Life for Iranian bomber

Two Iranian bombers get long prison sentences for possessing explosives & attempted murder of police officer last year on Sukhumvit in Bangkok.

Bystanders watch as a bomb disposal expert approaches the attack site in front of Kasem Phithaya School on Sukhumvit Soi 71. Phrakrit Jantawong.


Court convicts 2 Iranians in bomb plot



Two Iranian men were convicted on Thursday of taking part in a botched bomb plot that was exposed last year when an accidental explosion blew apart the Bangkok villa where they were staying.

Israeli and Thai officials have said the plot was aimed at Israeli diplomats in Bangkok. Iran denied the allegations and neither defendant was charged with terrorism or attempting to kill Israelis.

The Criminal Court in Bangkok on Thursday sentenced 29-year-old Saeid Moradi to life in prison for attempting to murder a police officer and possessing explosives that damaged property and injured several civilians. The court sentenced 43-year-old Mohammad Kharzei to 15 years in jail for possessing explosives.

The two were detained in February 2012, shortly after a cache of homemade explosives accidentally blew apart their villa. Both claimed innocence, saying they had been unaware of the explosives in their home.

Saeid Moradi, a 29-year-old Iranian bombing suspect whose legs were blown off in a bomb blast in Sukhumvit Soi 71 last year, arrives at the Bangkok South Criminal Court on June 19 to hear the verdict on charges related to the bomb blast, but the court postponed its decision until today. APICHART JINAKUL

Defence lawyer Kittipong Kiattanapoom said he would consult  both men and their families to learn if they want to appeal.

Moradi, a factory technician from Tehran and a former soldier, had faced a possible death sentence.
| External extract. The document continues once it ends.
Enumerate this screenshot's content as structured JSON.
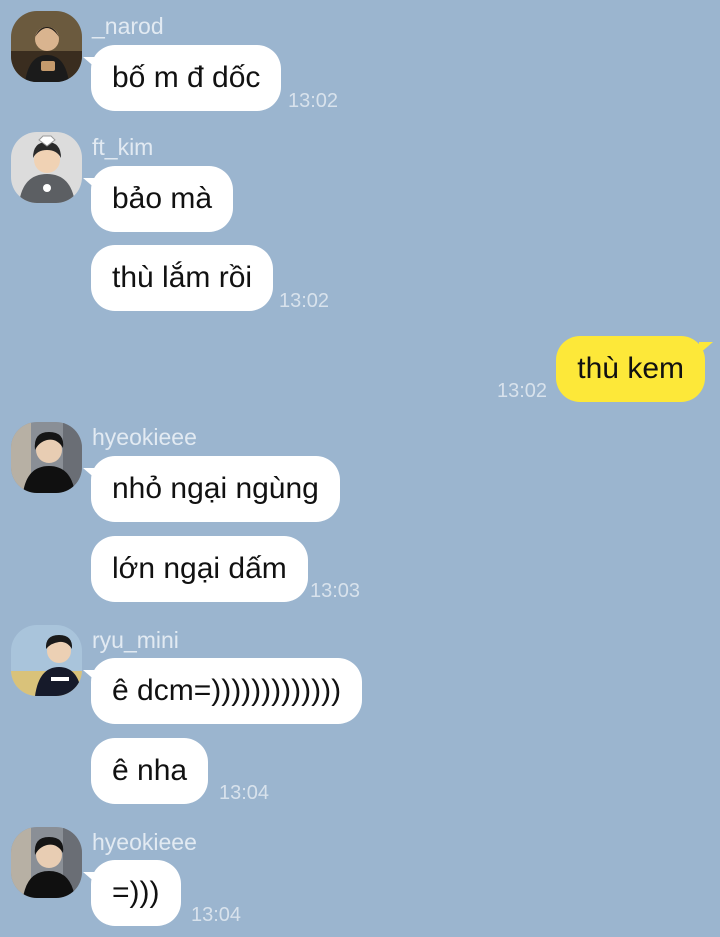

He lost his legs as he tried to flee the villa on a crowded Bangkok street. He was carrying explosives from the house and dropped them in the street as police chased him. They detonated, destroying his legs.

Moradi had said he was carrying the explosives out of the house in an attempt to dispose of them. He also said he was not aware that the explosives were similar to "sticky'' bombs used against Israeli diplomats in foiled attacks a day before the Bangkok incident in India and the former Soviet republic of Georgia. Investigators said the bombs found at the Bangkok home had round, coin-like magnets on them.
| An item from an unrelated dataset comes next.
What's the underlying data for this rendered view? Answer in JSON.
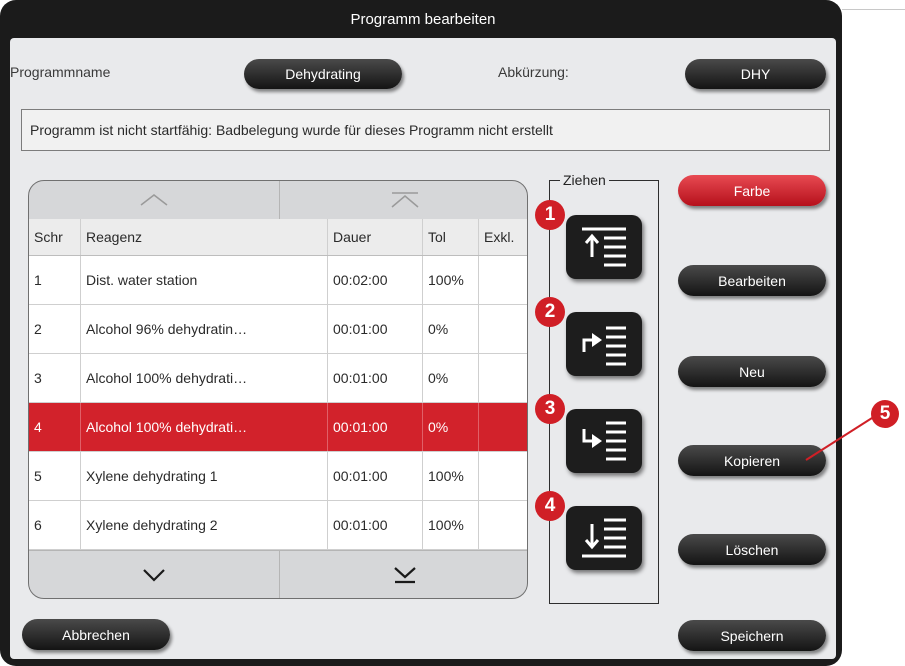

Kharzei testified that he was not a terrorist and had nothing to do with the explosions. He said he had not known Moradi until they met at an airport in Tehran before boarding their flight to Thailand.

Another suspect, Iranian Masoud Sedaghatzadeh, 31, was detained in Malaysia, where he has appealed an extradition order. He met Moradi and Kharzei in the Thai city of Pattaya, and fled to Malaysia the day after the explosions.

Thai police officers escort Iranian bomb suspect Mohammad Kharzei (C) during an investigation at his rented house in Bangkok on February 20, 2012. The failed bomb plot in Bangkok sent tensions between Israel and Iran soaring. AFP / PORNCHAI KITTIWONGSAKUL

About the author

Writer: Jon Fernquest
Position: Online Writer